§ **DIRECTIONS FOR THIS TASK**
Where does the string "structured" occur in the records below? Copy every line that holds it.

§ **DATASET**
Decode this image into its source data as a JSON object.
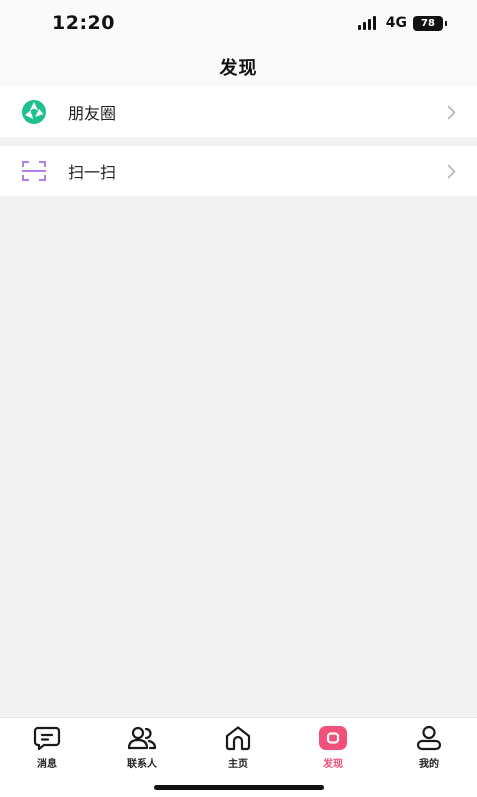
{
  "status_bar": {
    "time": "12:20",
    "network": "4G",
    "battery": "78"
  },
  "header": {
    "title": "发现"
  },
  "list": [
    {
      "label": "朋友圈",
      "icon": "moments-icon",
      "icon_color": "#1fbf8f"
    },
    {
      "label": "扫一扫",
      "icon": "scan-icon",
      "icon_color": "#b37feb"
    }
  ],
  "tabs": [
    {
      "label": "消息",
      "icon": "message-icon"
    },
    {
      "label": "联系人",
      "icon": "contacts-icon"
    },
    {
      "label": "主页",
      "icon": "home-icon"
    },
    {
      "label": "发现",
      "icon": "discover-icon",
      "active": true
    },
    {
      "label": "我的",
      "icon": "profile-icon"
    }
  ],
  "colors": {
    "accent": "#f0507a",
    "background": "#f2f2f2"
  }
}
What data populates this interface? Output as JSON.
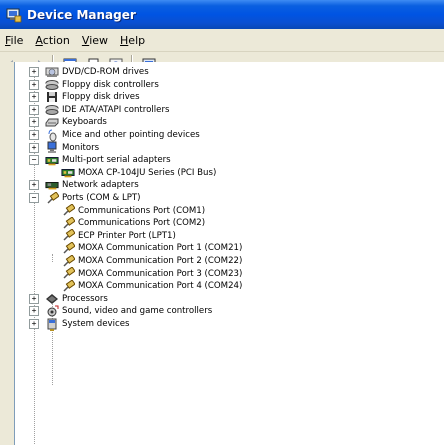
{
  "window": {
    "title": "Device Manager"
  },
  "menu": [
    {
      "label": "File",
      "mnemonic": "F"
    },
    {
      "label": "Action",
      "mnemonic": "A"
    },
    {
      "label": "View",
      "mnemonic": "V"
    },
    {
      "label": "Help",
      "mnemonic": "H"
    }
  ],
  "toolbar": {
    "buttons": [
      "back-icon",
      "forward-icon",
      "properties-icon",
      "print-icon",
      "help-icon",
      "scan-hardware-icon"
    ]
  },
  "tree": {
    "categories": [
      {
        "label": "DVD/CD-ROM drives",
        "expanded": false,
        "icon": "dvd-drive-icon"
      },
      {
        "label": "Floppy disk controllers",
        "expanded": false,
        "icon": "controller-icon"
      },
      {
        "label": "Floppy disk drives",
        "expanded": false,
        "icon": "floppy-icon"
      },
      {
        "label": "IDE ATA/ATAPI controllers",
        "expanded": false,
        "icon": "controller-icon"
      },
      {
        "label": "Keyboards",
        "expanded": false,
        "icon": "keyboard-icon"
      },
      {
        "label": "Mice and other pointing devices",
        "expanded": false,
        "icon": "mouse-icon"
      },
      {
        "label": "Monitors",
        "expanded": false,
        "icon": "monitor-icon"
      },
      {
        "label": "Multi-port serial adapters",
        "expanded": true,
        "icon": "serial-adapter-icon",
        "children": [
          {
            "label": "MOXA CP-104JU Series (PCI Bus)",
            "icon": "serial-adapter-icon"
          }
        ]
      },
      {
        "label": "Network adapters",
        "expanded": false,
        "icon": "network-icon"
      },
      {
        "label": "Ports (COM & LPT)",
        "expanded": true,
        "icon": "port-icon",
        "children": [
          {
            "label": "Communications Port (COM1)",
            "icon": "port-icon"
          },
          {
            "label": "Communications Port (COM2)",
            "icon": "port-icon"
          },
          {
            "label": "ECP Printer Port (LPT1)",
            "icon": "port-icon"
          },
          {
            "label": "MOXA Communication Port 1 (COM21)",
            "icon": "port-icon"
          },
          {
            "label": "MOXA Communication Port 2 (COM22)",
            "icon": "port-icon"
          },
          {
            "label": "MOXA Communication Port 3 (COM23)",
            "icon": "port-icon"
          },
          {
            "label": "MOXA Communication Port 4 (COM24)",
            "icon": "port-icon"
          }
        ]
      },
      {
        "label": "Processors",
        "expanded": false,
        "icon": "processor-icon"
      },
      {
        "label": "Sound, video and game controllers",
        "expanded": false,
        "icon": "sound-icon"
      },
      {
        "label": "System devices",
        "expanded": false,
        "icon": "system-icon"
      }
    ]
  }
}
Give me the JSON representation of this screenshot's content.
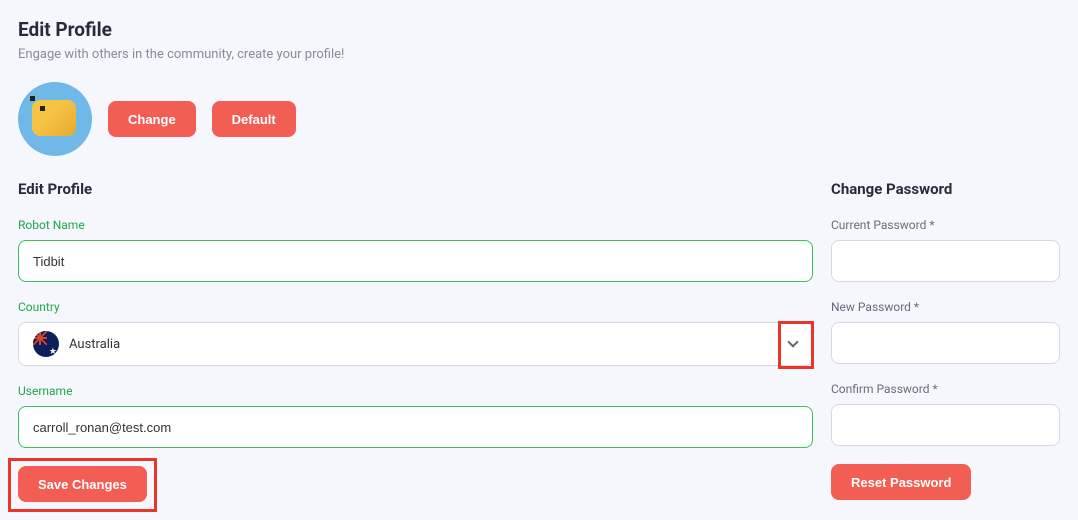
{
  "header": {
    "title": "Edit Profile",
    "subtitle": "Engage with others in the community, create your profile!"
  },
  "avatar_actions": {
    "change": "Change",
    "default": "Default"
  },
  "profile_section": {
    "title": "Edit Profile",
    "robot_name_label": "Robot Name",
    "robot_name_value": "Tidbit",
    "country_label": "Country",
    "country_value": "Australia",
    "username_label": "Username",
    "username_value": "carroll_ronan@test.com",
    "save_button": "Save Changes"
  },
  "password_section": {
    "title": "Change Password",
    "current_label": "Current Password *",
    "new_label": "New Password *",
    "confirm_label": "Confirm Password *",
    "reset_button": "Reset Password"
  }
}
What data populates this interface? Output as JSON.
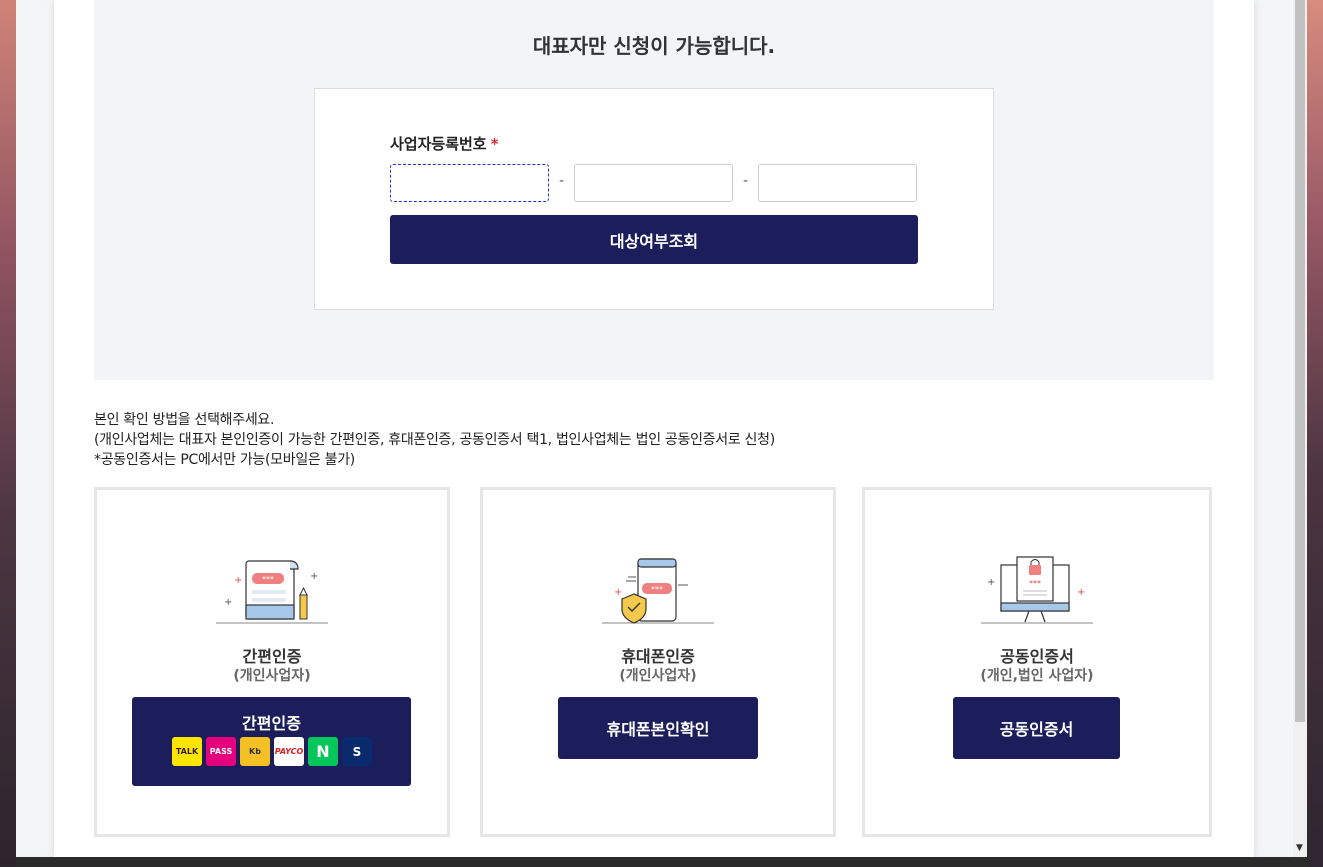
{
  "panel": {
    "title": "대표자만 신청이 가능합니다."
  },
  "form": {
    "label": "사업자등록번호",
    "required_mark": "*",
    "separator": "-",
    "check_button": "대상여부조회"
  },
  "info": {
    "line1": "본인 확인 방법을 선택해주세요.",
    "line2": "(개인사업체는 대표자 본인인증이 가능한 간편인증, 휴대폰인증, 공동인증서 택1, 법인사업체는 법인 공동인증서로 신청)",
    "line3": "*공동인증서는 PC에서만 가능(모바일은 불가)"
  },
  "cards": [
    {
      "title": "간편인증",
      "subtitle": "(개인사업자)",
      "button": "간편인증",
      "logos": [
        {
          "name": "kakao",
          "text": "TALK"
        },
        {
          "name": "pass",
          "text": "PASS"
        },
        {
          "name": "kb",
          "text": "Kb"
        },
        {
          "name": "payco",
          "text": "PAYCO"
        },
        {
          "name": "naver",
          "text": "N"
        },
        {
          "name": "shinhan",
          "text": "S"
        }
      ]
    },
    {
      "title": "휴대폰인증",
      "subtitle": "(개인사업자)",
      "button": "휴대폰본인확인"
    },
    {
      "title": "공동인증서",
      "subtitle": "(개인,법인 사업자)",
      "button": "공동인증서"
    }
  ],
  "colors": {
    "primary": "#1b1e5a",
    "required": "#e0283a",
    "panel_bg": "#f3f4f6"
  }
}
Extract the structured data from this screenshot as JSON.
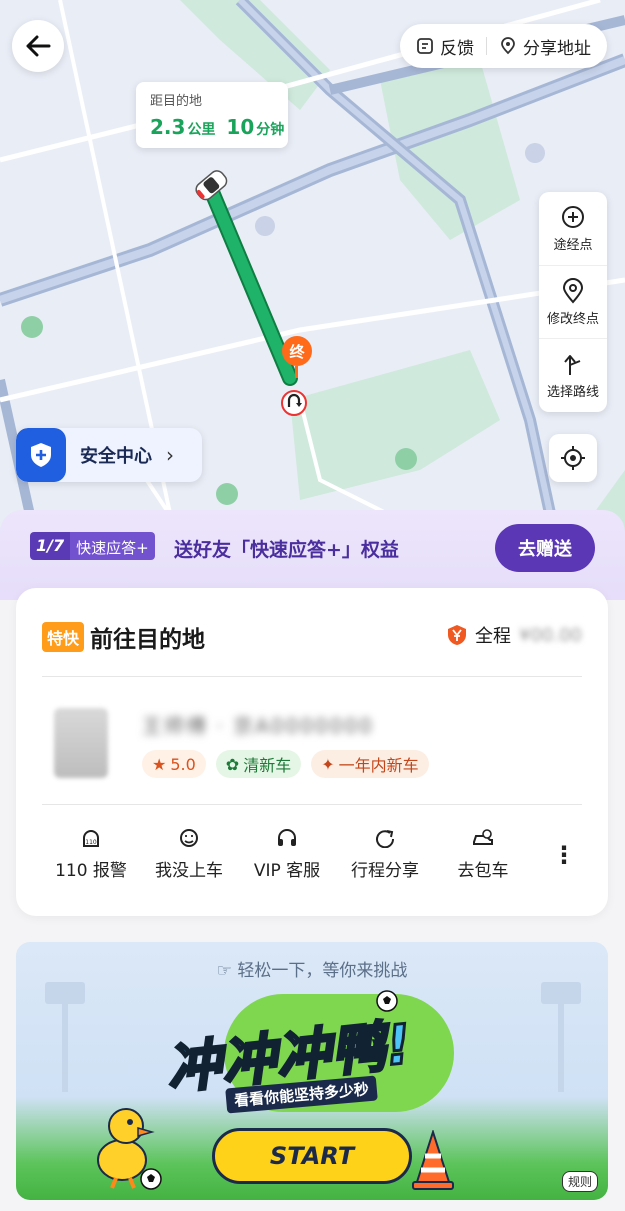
{
  "map": {
    "eta_card": {
      "label": "距目的地",
      "distance_value": "2.3",
      "distance_unit": "公里",
      "time_value": "10",
      "time_unit": "分钟"
    },
    "destination_marker": "终",
    "top_actions": {
      "feedback_label": "反馈",
      "share_label": "分享地址"
    },
    "tools": [
      {
        "icon": "add-waypoint-icon",
        "label": "途经点"
      },
      {
        "icon": "location-pin-icon",
        "label": "修改终点"
      },
      {
        "icon": "route-select-icon",
        "label": "选择路线"
      }
    ],
    "safety_center_label": "安全中心",
    "route_color": "#1aa35a"
  },
  "promo": {
    "tag_number": "1/7",
    "tag_text": "快速应答+",
    "slogan": "送好友「快速应答+」权益",
    "button_label": "去赠送",
    "accent": "#5b37b6"
  },
  "trip": {
    "service_badge": "特快",
    "title": "前往目的地",
    "fare_label": "全程",
    "fare_value": "¥00.00",
    "driver_name_masked": "王师傅 · 京A0000000",
    "rating": "5.0",
    "tags": [
      "清新车",
      "一年内新车"
    ],
    "actions": [
      {
        "icon": "alarm-110-icon",
        "label": "110 报警"
      },
      {
        "icon": "not-boarded-icon",
        "label": "我没上车"
      },
      {
        "icon": "headset-icon",
        "label": "VIP 客服"
      },
      {
        "icon": "share-trip-icon",
        "label": "行程分享"
      },
      {
        "icon": "charter-car-icon",
        "label": "去包车"
      }
    ]
  },
  "game": {
    "hint": "轻松一下，等你来挑战",
    "title": "冲冲冲鸭!",
    "subtitle": "看看你能坚持多少秒",
    "start_label": "START",
    "rules_label": "规则"
  }
}
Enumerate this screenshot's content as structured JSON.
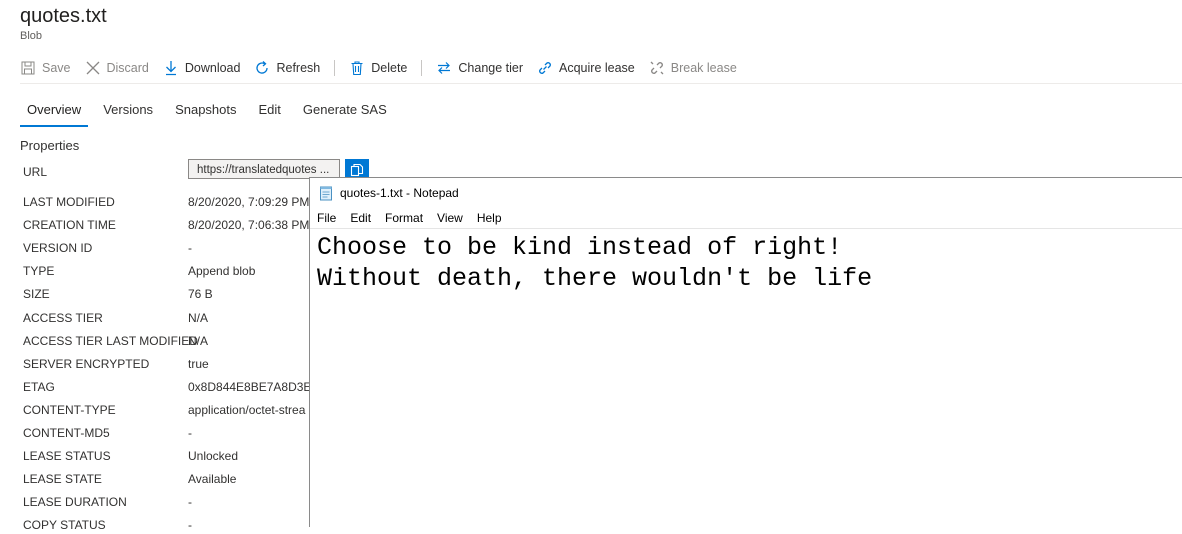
{
  "header": {
    "title": "quotes.txt",
    "subtitle": "Blob"
  },
  "toolbar": {
    "save": "Save",
    "discard": "Discard",
    "download": "Download",
    "refresh": "Refresh",
    "delete": "Delete",
    "change_tier": "Change tier",
    "acquire_lease": "Acquire lease",
    "break_lease": "Break lease"
  },
  "tabs": [
    "Overview",
    "Versions",
    "Snapshots",
    "Edit",
    "Generate SAS"
  ],
  "properties": {
    "title": "Properties",
    "url_label": "URL",
    "url_value": "https://translatedquotes ...",
    "rows": [
      {
        "key": "LAST MODIFIED",
        "value": "8/20/2020, 7:09:29 PM"
      },
      {
        "key": "CREATION TIME",
        "value": "8/20/2020, 7:06:38 PM"
      },
      {
        "key": "VERSION ID",
        "value": "-"
      },
      {
        "key": "TYPE",
        "value": "Append blob"
      },
      {
        "key": "SIZE",
        "value": "76 B"
      },
      {
        "key": "ACCESS TIER",
        "value": "N/A"
      },
      {
        "key": "ACCESS TIER LAST MODIFIED",
        "value": "N/A"
      },
      {
        "key": "SERVER ENCRYPTED",
        "value": "true"
      },
      {
        "key": "ETAG",
        "value": "0x8D844E8BE7A8D3E"
      },
      {
        "key": "CONTENT-TYPE",
        "value": "application/octet-strea"
      },
      {
        "key": "CONTENT-MD5",
        "value": "-"
      },
      {
        "key": "LEASE STATUS",
        "value": "Unlocked"
      },
      {
        "key": "LEASE STATE",
        "value": "Available"
      },
      {
        "key": "LEASE DURATION",
        "value": "-"
      },
      {
        "key": "COPY STATUS",
        "value": "-"
      }
    ]
  },
  "notepad": {
    "title": "quotes-1.txt - Notepad",
    "menu": [
      "File",
      "Edit",
      "Format",
      "View",
      "Help"
    ],
    "lines": [
      "Choose to be kind instead of right!",
      "Without death, there wouldn't be life"
    ]
  },
  "colors": {
    "accent": "#0078d4",
    "disabled": "#8a8886"
  }
}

§ **SOLUTION**
Extract the structured data from this screenshot as JSON.
Enumerate this screenshot's content as structured JSON.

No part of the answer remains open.